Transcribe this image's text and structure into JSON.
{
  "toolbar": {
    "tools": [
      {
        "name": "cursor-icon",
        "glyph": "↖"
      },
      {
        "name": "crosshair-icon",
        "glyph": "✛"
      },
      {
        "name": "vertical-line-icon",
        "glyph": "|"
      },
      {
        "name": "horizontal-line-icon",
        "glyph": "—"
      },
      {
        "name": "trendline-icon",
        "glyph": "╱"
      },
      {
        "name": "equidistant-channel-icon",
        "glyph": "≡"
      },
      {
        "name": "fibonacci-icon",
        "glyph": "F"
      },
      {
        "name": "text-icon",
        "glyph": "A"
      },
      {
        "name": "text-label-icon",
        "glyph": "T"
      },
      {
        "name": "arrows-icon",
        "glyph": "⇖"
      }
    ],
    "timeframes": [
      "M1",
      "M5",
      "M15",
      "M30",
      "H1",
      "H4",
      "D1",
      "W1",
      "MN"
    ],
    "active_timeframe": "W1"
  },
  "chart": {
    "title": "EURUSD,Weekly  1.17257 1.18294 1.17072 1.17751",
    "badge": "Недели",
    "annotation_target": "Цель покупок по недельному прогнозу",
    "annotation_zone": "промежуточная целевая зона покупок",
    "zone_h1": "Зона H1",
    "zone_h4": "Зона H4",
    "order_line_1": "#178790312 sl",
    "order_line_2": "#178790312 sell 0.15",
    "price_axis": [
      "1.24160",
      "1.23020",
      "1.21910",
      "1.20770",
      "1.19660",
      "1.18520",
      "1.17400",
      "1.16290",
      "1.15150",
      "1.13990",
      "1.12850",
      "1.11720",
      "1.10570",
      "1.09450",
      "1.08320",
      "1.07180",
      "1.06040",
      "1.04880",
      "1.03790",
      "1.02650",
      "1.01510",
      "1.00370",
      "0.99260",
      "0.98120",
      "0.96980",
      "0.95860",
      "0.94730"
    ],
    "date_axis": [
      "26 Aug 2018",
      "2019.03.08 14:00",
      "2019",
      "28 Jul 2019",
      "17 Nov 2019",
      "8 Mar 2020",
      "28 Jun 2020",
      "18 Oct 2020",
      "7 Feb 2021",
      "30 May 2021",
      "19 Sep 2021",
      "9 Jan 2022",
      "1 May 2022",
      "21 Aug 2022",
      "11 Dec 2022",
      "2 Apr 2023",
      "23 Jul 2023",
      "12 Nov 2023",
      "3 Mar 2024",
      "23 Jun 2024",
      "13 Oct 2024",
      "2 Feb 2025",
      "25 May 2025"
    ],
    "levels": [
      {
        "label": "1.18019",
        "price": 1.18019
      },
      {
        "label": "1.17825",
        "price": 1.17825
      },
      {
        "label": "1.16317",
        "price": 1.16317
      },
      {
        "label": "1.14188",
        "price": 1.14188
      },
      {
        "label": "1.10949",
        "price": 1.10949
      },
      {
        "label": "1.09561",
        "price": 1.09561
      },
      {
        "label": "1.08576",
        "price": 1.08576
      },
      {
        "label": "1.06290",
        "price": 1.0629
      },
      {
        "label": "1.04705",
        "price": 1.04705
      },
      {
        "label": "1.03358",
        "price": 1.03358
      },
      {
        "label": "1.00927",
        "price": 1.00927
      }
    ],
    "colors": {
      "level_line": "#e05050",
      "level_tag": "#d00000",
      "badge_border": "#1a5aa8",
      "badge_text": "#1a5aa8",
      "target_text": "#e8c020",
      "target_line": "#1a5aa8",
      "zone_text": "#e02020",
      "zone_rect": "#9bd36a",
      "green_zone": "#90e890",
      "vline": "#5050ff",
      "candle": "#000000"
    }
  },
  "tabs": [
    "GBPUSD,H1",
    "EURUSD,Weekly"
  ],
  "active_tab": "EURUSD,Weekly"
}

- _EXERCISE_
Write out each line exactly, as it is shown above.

- _TASK ANSWER_
Transcribe this image's text and structure into JSON.
{
  "toolbar": {
    "tools": [
      {
        "name": "cursor-icon",
        "glyph": "↖"
      },
      {
        "name": "crosshair-icon",
        "glyph": "✛"
      },
      {
        "name": "vertical-line-icon",
        "glyph": "|"
      },
      {
        "name": "horizontal-line-icon",
        "glyph": "—"
      },
      {
        "name": "trendline-icon",
        "glyph": "╱"
      },
      {
        "name": "equidistant-channel-icon",
        "glyph": "≡"
      },
      {
        "name": "fibonacci-icon",
        "glyph": "F"
      },
      {
        "name": "text-icon",
        "glyph": "A"
      },
      {
        "name": "text-label-icon",
        "glyph": "T"
      },
      {
        "name": "arrows-icon",
        "glyph": "⇖"
      }
    ],
    "timeframes": [
      "M1",
      "M5",
      "M15",
      "M30",
      "H1",
      "H4",
      "D1",
      "W1",
      "MN"
    ],
    "active_timeframe": "W1"
  },
  "chart": {
    "title": "EURUSD,Weekly  1.17257 1.18294 1.17072 1.17751",
    "badge": "Недели",
    "annotation_target": "Цель покупок по недельному прогнозу",
    "annotation_zone": "промежуточная целевая зона покупок",
    "zone_h1": "Зона H1",
    "zone_h4": "Зона H4",
    "order_line_1": "#178790312 sl",
    "order_line_2": "#178790312 sell 0.15",
    "price_axis": [
      "1.24160",
      "1.23020",
      "1.21910",
      "1.20770",
      "1.19660",
      "1.18520",
      "1.17400",
      "1.16290",
      "1.15150",
      "1.13990",
      "1.12850",
      "1.11720",
      "1.10570",
      "1.09450",
      "1.08320",
      "1.07180",
      "1.06040",
      "1.04880",
      "1.03790",
      "1.02650",
      "1.01510",
      "1.00370",
      "0.99260",
      "0.98120",
      "0.96980",
      "0.95860",
      "0.94730"
    ],
    "date_axis": [
      "26 Aug 2018",
      "2019.03.08 14:00",
      "2019",
      "28 Jul 2019",
      "17 Nov 2019",
      "8 Mar 2020",
      "28 Jun 2020",
      "18 Oct 2020",
      "7 Feb 2021",
      "30 May 2021",
      "19 Sep 2021",
      "9 Jan 2022",
      "1 May 2022",
      "21 Aug 2022",
      "11 Dec 2022",
      "2 Apr 2023",
      "23 Jul 2023",
      "12 Nov 2023",
      "3 Mar 2024",
      "23 Jun 2024",
      "13 Oct 2024",
      "2 Feb 2025",
      "25 May 2025"
    ],
    "levels": [
      {
        "label": "1.18019",
        "price": 1.18019
      },
      {
        "label": "1.17825",
        "price": 1.17825
      },
      {
        "label": "1.16317",
        "price": 1.16317
      },
      {
        "label": "1.14188",
        "price": 1.14188
      },
      {
        "label": "1.10949",
        "price": 1.10949
      },
      {
        "label": "1.09561",
        "price": 1.09561
      },
      {
        "label": "1.08576",
        "price": 1.08576
      },
      {
        "label": "1.06290",
        "price": 1.0629
      },
      {
        "label": "1.04705",
        "price": 1.04705
      },
      {
        "label": "1.03358",
        "price": 1.03358
      },
      {
        "label": "1.00927",
        "price": 1.00927
      }
    ],
    "colors": {
      "level_line": "#e05050",
      "level_tag": "#d00000",
      "badge_border": "#1a5aa8",
      "badge_text": "#1a5aa8",
      "target_text": "#e8c020",
      "target_line": "#1a5aa8",
      "zone_text": "#e02020",
      "zone_rect": "#9bd36a",
      "green_zone": "#90e890",
      "vline": "#5050ff",
      "candle": "#000000"
    }
  },
  "tabs": [
    "GBPUSD,H1",
    "EURUSD,Weekly"
  ],
  "active_tab": "EURUSD,Weekly"
}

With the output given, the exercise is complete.